And what happens if you buy a house next week counting on the portability ofSave Our Homes benefits and then a court declares the new systemunconstitutional? Will you get grandfathered into the new system? Or willyou have to cough up thousands more than you figured in annual taxes?

And how is this going to jumpstart the real estate market anyway?

Portability might give people a chance to move, but they're going to have tosell their current homes, too. That means there'll be a lot more inventoryadded to an already glutted market. Every potential buyer from theportability group will also be a seller.

To paraphrase Donald Rumsfeld, all we know about the amendment is thatthere's plenty we don't know.

more . . . . .


Not so fast, Hillary

January 31, 2008

ISSUE: Boycott doesn't stop Hillary.

It was bad enough Florida Democrats got dissed by the national committee,which essentially said Florida's primary vote is meaningless because thestate party abided by a decision to hold an early primary.

Now add to that the spectacle of Hillary Clinton hypocritically trying touse Florida to her advantage moments after the polls closed Tuesday evening.

Remember, Florida was punished by the Democratic National Committee, andthus no delegates were at stake in the primary. The South FloridaSun-Sentinel, and many others, criticized the DNC action, but the candidatesagreed to go along with the decision. Worse, they also signed on to a vowagainst campaigning in Florida.

So, while the Democratic presidential candidates were more than happy totake your campaign contributions, they pledged to not campaign here.

They never came here to express their views.

more . . . . .



Referendum message: Voters want tax relief
Some relief is better than no relief at all.

Posted on Sun, Feb. 03, 2008

That was the resounding message from Florida voters last week when they saidYes by an overwhelming 2-1 vote to amend the state Constitution for modestproperty-tax relief.

Voters know that the amendment won't fix the unfairness of Florida'sproperty taxes.
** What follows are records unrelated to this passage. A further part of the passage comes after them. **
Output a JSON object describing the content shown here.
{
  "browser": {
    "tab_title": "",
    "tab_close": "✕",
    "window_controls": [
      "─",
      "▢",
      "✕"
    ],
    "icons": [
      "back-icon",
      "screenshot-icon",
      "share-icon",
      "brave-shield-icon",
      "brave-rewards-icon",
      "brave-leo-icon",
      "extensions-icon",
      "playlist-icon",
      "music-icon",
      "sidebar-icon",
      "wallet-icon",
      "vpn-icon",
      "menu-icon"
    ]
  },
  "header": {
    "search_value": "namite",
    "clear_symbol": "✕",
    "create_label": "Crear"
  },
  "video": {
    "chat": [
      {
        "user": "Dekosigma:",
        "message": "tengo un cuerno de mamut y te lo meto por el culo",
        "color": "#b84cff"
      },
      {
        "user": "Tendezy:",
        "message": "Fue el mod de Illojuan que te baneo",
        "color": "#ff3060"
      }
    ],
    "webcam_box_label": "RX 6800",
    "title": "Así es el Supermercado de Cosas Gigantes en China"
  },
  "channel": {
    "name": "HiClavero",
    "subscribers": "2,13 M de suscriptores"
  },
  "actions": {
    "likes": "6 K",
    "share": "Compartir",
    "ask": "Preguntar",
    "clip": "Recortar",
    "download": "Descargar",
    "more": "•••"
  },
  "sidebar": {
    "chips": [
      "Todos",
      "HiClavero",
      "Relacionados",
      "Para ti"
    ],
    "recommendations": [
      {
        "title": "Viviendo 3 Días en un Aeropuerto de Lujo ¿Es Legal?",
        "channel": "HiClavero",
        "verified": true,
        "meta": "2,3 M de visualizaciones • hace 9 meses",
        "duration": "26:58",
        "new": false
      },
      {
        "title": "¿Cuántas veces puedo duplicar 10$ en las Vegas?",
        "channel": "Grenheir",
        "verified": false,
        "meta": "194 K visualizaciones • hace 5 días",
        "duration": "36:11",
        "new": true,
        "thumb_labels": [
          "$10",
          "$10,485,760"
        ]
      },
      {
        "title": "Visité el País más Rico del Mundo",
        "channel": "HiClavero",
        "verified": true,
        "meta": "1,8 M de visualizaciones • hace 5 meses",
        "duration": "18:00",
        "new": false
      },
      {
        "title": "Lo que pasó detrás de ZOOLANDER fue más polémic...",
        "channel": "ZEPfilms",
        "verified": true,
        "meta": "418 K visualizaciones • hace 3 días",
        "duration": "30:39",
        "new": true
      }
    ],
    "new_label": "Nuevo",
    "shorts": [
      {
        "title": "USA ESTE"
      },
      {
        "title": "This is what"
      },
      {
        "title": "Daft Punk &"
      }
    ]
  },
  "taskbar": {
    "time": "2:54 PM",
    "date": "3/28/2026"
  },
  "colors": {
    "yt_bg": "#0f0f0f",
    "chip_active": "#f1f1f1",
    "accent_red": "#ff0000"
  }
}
They know that Amendment 1 will worsen the system'sinequities. They know, too, that the amendment faces legal challenges and,ultimately, may be tossed out as unconstitutional.

No matter. They still said Yes, and meant it.

Voters could not have known that passage of the amendment would have achilling effect on the tax plans of legislative leaders and members of theTaxation and Budget Commission. The commission, which convenes once every 20years, has been meeting for almost a year to consider reforms and majorchanges in Florida's tax structure.

Making up budget shortfall

Given the unequivocal message from voters, some legislative leaders now saythey would be reluctant to tackle tax reform in the upcoming session andwill focus on making up a $2 billion budget shortfall. Even commissionChairman Allan G. Bense said he viewed passage of the amendment as a strongstatement from voters and, consequently, will not propose any more changesto Save Our Homes (SOH), which caps property taxes at 3 percent annually.

Amendment 1 makes it harder to correct SOH's inequities, he said, because itwould be near-impossible to get voters to approve getting rid of SOH.

more . . . . .


[Send your comments about articles to]

No comments: